Stored data entries:
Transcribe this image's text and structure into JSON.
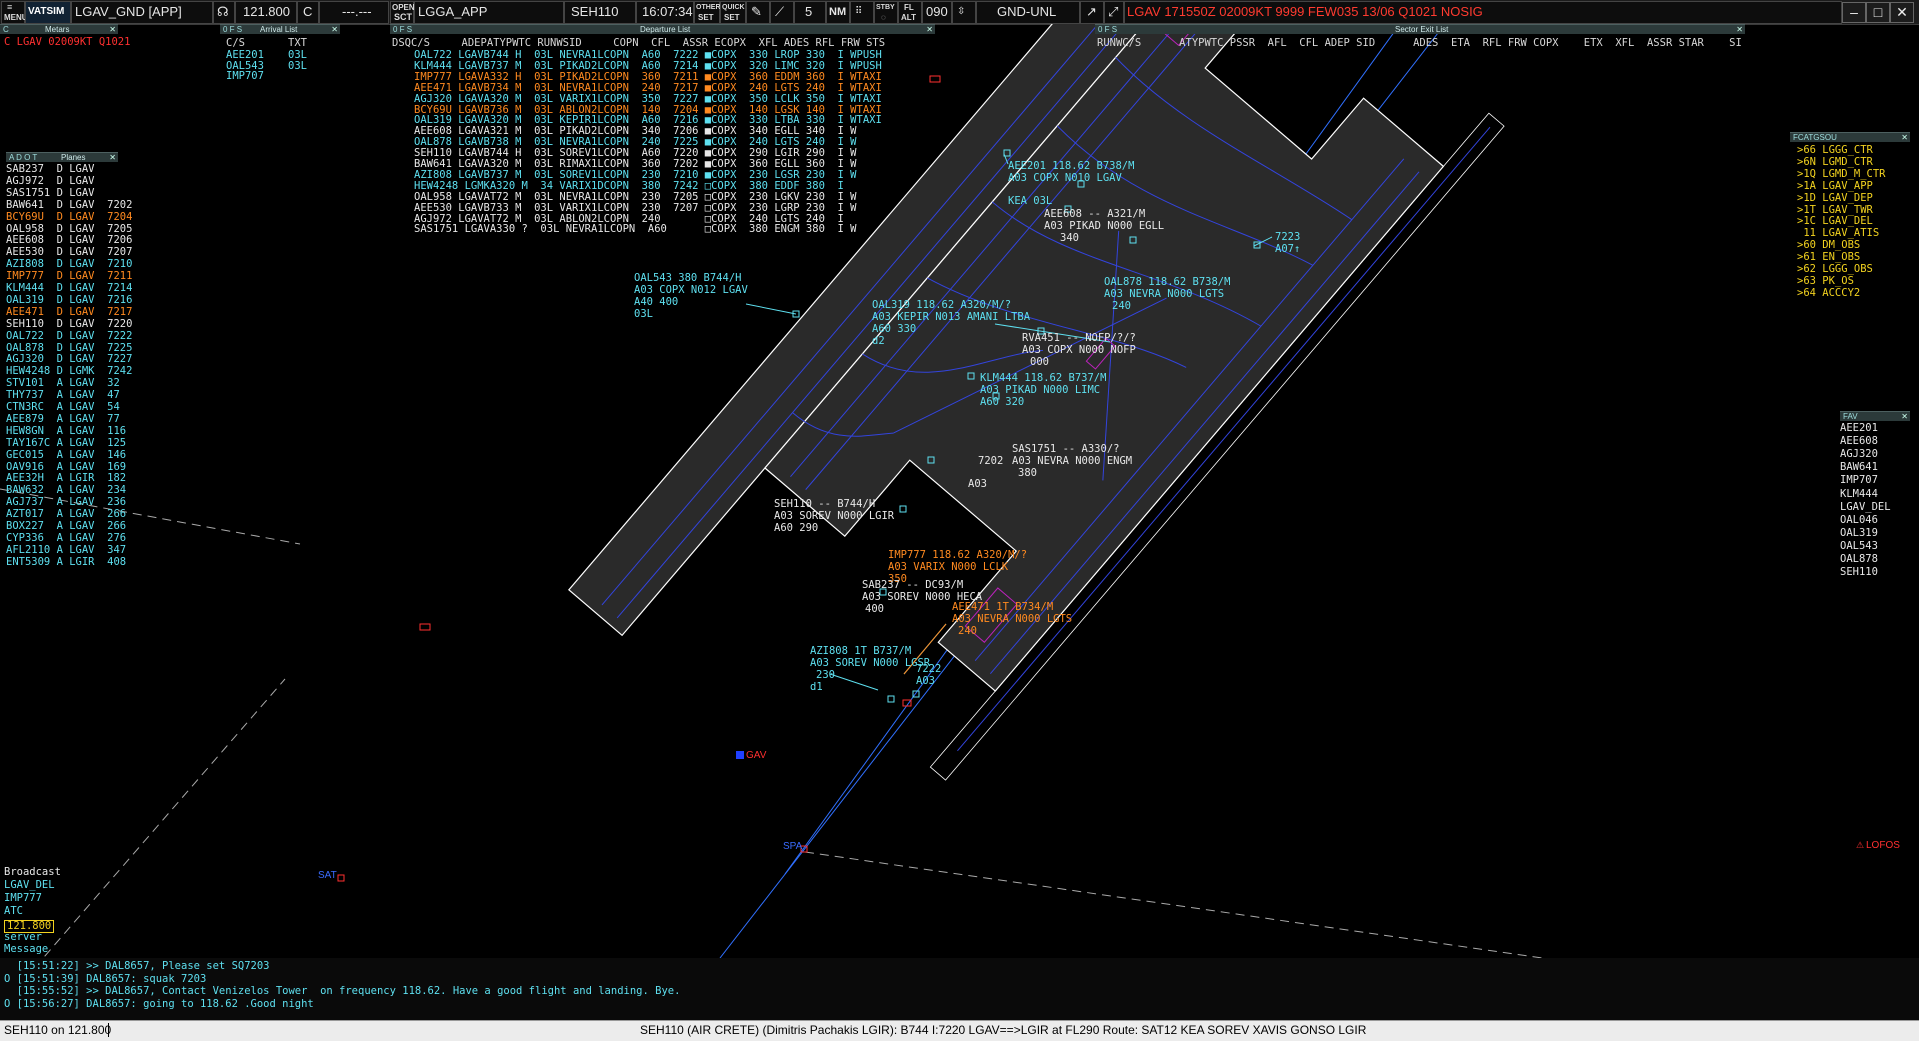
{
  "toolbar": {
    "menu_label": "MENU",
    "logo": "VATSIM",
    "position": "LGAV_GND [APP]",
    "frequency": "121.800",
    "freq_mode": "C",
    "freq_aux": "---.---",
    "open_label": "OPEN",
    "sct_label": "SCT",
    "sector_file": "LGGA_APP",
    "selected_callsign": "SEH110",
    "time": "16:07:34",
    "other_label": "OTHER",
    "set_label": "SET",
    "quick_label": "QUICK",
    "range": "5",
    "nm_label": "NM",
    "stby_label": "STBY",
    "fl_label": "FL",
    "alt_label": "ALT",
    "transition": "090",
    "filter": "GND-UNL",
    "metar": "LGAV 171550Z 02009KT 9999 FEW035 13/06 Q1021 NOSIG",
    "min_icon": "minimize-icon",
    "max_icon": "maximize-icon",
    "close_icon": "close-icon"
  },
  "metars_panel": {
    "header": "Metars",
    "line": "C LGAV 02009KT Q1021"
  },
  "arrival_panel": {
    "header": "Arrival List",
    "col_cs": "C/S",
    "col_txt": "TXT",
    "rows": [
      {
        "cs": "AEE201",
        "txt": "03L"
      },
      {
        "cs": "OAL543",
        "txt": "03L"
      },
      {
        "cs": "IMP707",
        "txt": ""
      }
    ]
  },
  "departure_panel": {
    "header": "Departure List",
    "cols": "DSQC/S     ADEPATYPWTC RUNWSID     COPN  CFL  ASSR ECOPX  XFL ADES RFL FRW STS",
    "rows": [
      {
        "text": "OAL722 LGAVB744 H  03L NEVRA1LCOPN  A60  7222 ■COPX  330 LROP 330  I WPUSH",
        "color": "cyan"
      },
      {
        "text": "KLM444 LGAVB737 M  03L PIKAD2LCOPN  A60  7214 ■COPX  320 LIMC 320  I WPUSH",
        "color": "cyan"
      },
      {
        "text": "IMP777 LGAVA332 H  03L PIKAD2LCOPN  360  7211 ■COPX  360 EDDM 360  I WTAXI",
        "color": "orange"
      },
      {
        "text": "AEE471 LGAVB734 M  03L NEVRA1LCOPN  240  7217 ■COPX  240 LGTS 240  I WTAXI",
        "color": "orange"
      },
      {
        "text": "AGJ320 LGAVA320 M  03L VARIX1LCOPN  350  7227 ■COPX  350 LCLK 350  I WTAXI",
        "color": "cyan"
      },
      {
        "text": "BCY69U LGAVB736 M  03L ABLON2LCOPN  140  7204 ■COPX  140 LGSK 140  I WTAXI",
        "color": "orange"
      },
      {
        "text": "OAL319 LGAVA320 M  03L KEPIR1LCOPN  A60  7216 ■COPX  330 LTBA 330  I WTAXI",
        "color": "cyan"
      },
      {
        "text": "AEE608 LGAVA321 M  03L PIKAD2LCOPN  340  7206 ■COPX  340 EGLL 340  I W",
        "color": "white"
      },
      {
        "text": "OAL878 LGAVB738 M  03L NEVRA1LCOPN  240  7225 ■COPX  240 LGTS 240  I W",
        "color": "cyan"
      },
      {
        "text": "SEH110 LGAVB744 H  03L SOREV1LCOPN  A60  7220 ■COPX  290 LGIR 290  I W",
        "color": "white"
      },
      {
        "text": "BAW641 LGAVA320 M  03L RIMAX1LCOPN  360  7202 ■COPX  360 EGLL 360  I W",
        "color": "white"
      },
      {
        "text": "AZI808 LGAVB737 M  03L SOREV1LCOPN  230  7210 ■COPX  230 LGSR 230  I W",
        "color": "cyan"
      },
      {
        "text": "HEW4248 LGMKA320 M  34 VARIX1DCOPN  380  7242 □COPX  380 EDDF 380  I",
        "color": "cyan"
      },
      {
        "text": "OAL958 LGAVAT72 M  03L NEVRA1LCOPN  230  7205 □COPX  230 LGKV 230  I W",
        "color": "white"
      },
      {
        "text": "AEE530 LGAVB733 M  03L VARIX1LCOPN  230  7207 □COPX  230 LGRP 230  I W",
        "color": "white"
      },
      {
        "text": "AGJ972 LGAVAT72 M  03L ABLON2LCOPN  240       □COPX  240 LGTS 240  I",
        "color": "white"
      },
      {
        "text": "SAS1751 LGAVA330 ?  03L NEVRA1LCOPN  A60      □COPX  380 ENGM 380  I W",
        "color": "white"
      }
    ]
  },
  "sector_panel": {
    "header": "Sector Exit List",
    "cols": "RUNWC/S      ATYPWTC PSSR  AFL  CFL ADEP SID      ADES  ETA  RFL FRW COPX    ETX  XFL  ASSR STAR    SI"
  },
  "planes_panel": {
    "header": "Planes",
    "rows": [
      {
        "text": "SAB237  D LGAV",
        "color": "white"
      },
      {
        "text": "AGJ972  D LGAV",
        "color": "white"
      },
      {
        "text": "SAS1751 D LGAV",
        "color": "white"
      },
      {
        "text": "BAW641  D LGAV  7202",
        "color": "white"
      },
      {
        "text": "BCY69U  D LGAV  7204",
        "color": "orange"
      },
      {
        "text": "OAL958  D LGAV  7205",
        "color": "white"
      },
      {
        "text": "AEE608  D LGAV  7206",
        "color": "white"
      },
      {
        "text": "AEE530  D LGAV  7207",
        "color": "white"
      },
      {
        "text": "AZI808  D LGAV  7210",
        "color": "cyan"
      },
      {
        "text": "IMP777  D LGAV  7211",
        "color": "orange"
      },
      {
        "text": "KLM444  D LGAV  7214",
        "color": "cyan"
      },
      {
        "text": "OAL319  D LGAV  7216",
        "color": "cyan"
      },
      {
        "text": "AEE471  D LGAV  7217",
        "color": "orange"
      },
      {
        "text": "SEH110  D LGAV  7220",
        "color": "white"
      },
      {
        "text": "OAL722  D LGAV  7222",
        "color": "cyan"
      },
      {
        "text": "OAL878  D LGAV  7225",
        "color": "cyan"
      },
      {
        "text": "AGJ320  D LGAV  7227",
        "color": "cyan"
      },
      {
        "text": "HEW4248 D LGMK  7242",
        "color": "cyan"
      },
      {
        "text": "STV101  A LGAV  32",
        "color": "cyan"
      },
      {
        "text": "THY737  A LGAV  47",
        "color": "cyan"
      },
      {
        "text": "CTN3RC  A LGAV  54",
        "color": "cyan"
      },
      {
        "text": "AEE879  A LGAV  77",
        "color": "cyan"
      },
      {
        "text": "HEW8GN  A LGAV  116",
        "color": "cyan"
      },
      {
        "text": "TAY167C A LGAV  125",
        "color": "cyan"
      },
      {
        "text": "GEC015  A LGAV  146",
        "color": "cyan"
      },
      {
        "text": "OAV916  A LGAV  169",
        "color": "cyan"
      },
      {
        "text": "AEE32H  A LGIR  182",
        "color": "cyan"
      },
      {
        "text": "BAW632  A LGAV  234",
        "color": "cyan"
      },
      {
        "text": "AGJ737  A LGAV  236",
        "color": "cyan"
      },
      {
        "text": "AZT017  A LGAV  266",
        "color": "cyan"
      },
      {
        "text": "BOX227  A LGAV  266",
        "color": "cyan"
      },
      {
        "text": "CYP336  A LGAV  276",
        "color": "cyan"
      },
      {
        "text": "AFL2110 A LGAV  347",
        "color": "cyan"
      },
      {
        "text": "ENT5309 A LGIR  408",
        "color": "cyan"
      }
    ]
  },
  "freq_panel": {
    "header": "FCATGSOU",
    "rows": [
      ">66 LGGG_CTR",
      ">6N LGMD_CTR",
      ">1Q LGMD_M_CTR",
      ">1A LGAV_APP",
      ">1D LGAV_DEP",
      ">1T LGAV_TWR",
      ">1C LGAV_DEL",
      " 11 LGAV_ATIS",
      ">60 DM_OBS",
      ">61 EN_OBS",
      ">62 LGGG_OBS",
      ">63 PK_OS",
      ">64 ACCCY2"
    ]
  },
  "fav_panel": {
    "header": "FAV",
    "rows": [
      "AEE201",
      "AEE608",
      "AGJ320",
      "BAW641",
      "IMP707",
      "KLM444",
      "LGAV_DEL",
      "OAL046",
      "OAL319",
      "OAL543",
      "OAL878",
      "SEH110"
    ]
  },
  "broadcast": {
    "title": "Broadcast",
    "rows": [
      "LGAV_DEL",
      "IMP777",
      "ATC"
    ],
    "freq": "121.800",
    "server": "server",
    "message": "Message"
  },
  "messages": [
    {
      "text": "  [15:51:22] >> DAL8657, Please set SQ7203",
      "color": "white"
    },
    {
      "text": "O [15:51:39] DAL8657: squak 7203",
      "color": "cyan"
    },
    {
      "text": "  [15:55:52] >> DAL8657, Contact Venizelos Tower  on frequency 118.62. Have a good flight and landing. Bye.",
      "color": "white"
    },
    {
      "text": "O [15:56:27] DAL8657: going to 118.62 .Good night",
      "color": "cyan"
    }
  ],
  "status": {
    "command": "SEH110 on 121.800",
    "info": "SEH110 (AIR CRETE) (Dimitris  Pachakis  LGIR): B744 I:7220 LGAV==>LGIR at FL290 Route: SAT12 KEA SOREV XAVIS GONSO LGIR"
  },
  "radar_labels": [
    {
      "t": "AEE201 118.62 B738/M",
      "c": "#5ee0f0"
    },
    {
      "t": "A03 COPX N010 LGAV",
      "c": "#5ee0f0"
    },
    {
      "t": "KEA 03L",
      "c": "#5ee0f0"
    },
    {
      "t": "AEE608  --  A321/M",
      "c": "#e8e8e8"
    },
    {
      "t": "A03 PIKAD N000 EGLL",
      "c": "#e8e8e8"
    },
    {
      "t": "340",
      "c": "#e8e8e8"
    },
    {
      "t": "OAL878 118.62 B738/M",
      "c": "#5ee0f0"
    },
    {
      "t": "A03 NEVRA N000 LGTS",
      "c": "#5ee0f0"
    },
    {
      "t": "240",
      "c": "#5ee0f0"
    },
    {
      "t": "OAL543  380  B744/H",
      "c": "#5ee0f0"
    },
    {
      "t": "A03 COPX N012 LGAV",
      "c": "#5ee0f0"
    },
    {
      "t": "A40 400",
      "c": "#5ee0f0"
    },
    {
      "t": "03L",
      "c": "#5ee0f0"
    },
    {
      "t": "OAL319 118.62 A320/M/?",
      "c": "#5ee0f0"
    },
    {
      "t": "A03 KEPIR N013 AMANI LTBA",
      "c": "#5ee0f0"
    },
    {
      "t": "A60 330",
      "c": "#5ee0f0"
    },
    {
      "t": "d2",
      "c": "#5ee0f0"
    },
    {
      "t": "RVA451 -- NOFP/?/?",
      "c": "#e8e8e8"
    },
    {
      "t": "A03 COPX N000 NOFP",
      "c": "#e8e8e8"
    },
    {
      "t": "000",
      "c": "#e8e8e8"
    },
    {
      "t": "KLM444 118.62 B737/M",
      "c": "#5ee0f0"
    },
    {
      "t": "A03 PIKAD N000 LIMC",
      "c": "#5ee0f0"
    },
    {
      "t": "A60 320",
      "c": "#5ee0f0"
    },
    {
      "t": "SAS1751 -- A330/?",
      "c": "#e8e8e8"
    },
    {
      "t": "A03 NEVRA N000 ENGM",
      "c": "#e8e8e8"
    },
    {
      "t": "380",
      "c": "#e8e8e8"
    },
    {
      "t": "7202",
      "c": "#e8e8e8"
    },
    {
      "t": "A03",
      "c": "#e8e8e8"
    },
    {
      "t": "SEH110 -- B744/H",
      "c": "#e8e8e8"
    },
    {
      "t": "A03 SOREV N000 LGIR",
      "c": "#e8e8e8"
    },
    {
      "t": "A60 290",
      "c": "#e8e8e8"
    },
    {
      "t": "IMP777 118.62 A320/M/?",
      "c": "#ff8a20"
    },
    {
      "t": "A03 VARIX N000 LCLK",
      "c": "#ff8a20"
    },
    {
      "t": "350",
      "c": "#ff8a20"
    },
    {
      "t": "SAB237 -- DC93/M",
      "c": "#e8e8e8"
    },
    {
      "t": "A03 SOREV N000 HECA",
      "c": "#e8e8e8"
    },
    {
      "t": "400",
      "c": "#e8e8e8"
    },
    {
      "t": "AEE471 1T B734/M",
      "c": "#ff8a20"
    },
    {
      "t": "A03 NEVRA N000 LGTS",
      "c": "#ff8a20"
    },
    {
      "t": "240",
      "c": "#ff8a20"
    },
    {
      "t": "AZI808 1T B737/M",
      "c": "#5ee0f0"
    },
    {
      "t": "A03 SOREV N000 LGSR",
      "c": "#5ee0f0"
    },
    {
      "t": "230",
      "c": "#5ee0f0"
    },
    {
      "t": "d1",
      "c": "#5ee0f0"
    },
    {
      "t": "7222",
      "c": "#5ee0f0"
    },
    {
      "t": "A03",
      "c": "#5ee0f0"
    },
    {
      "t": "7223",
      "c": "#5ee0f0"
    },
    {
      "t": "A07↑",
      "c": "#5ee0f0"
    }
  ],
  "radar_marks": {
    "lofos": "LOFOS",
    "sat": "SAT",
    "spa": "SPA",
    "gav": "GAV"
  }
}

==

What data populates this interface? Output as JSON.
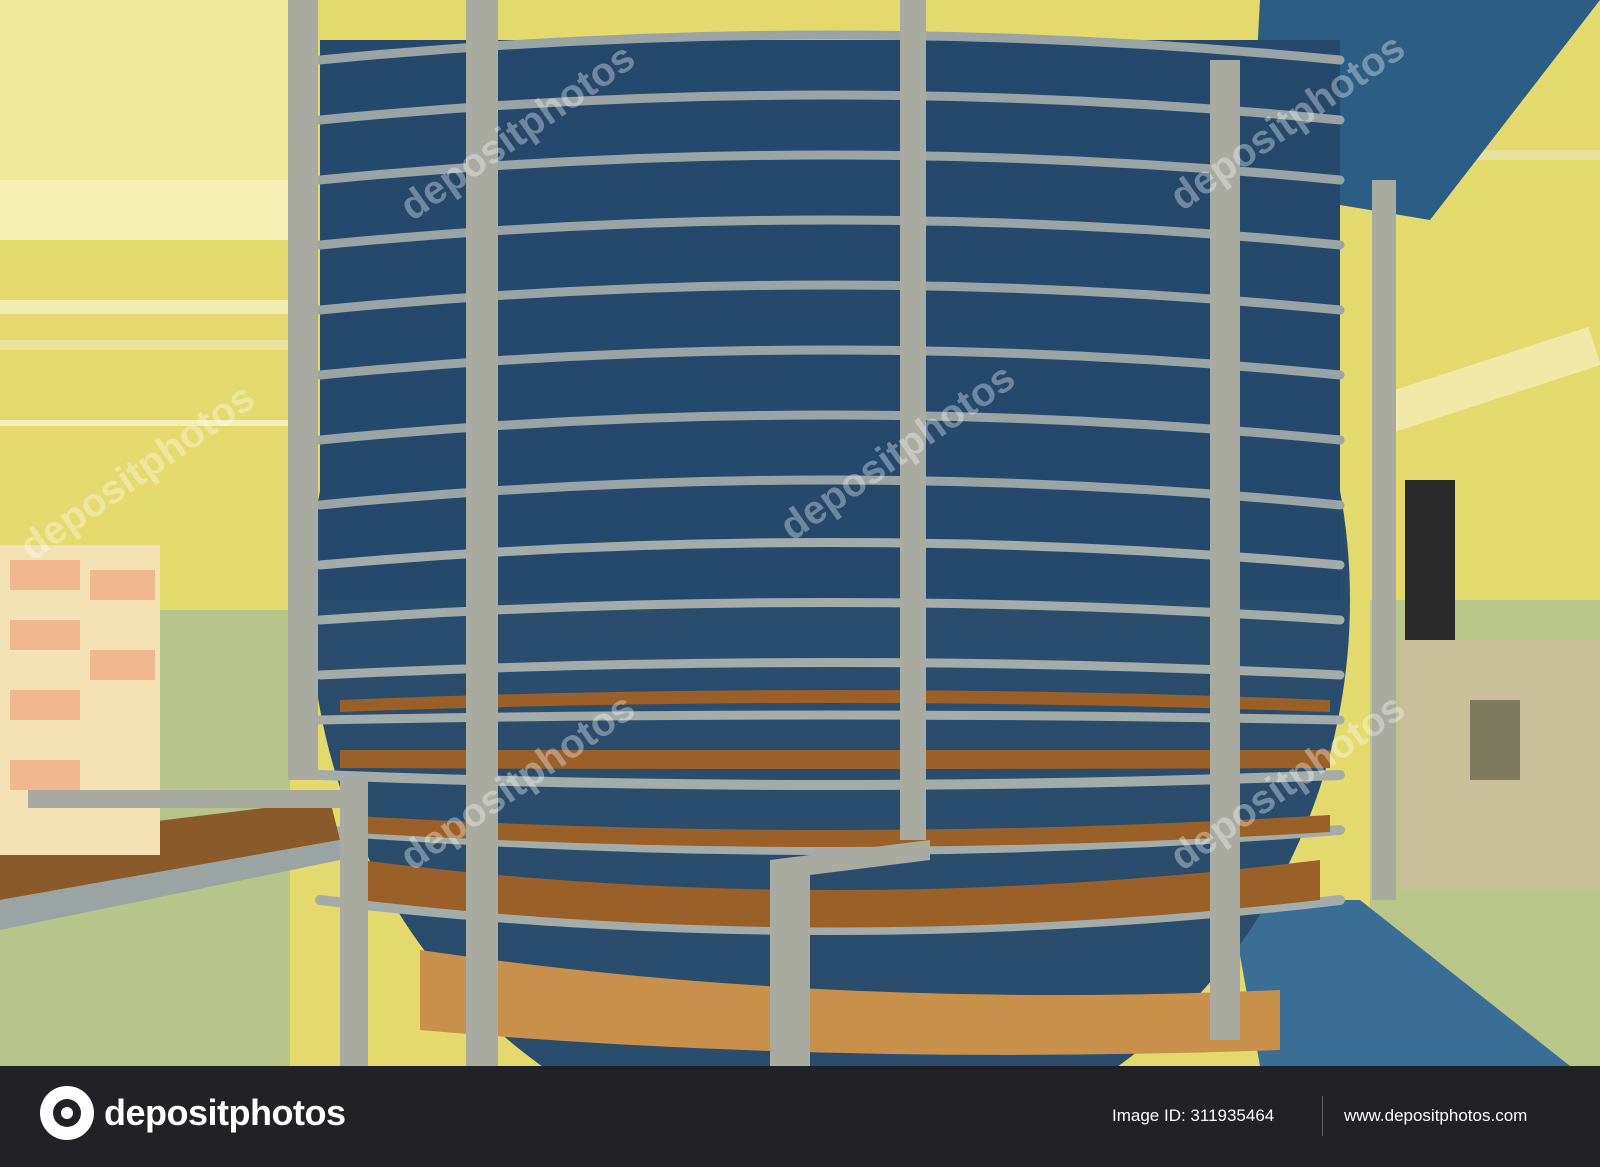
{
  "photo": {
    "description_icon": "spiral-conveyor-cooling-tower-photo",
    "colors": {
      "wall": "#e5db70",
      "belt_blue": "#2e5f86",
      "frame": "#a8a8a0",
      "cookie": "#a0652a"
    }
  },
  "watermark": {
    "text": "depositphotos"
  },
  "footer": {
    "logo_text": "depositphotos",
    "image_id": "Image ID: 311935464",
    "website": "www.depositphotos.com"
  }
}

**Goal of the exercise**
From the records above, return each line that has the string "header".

**Solution to the exercise**
    "header": "Metars",
    "header": "Arrival List",
    "header": "Departure List",
    "header": "Sector Exit List",
    "header": "Planes",
    "header": "FCATGSOU",
    "header": "FAV",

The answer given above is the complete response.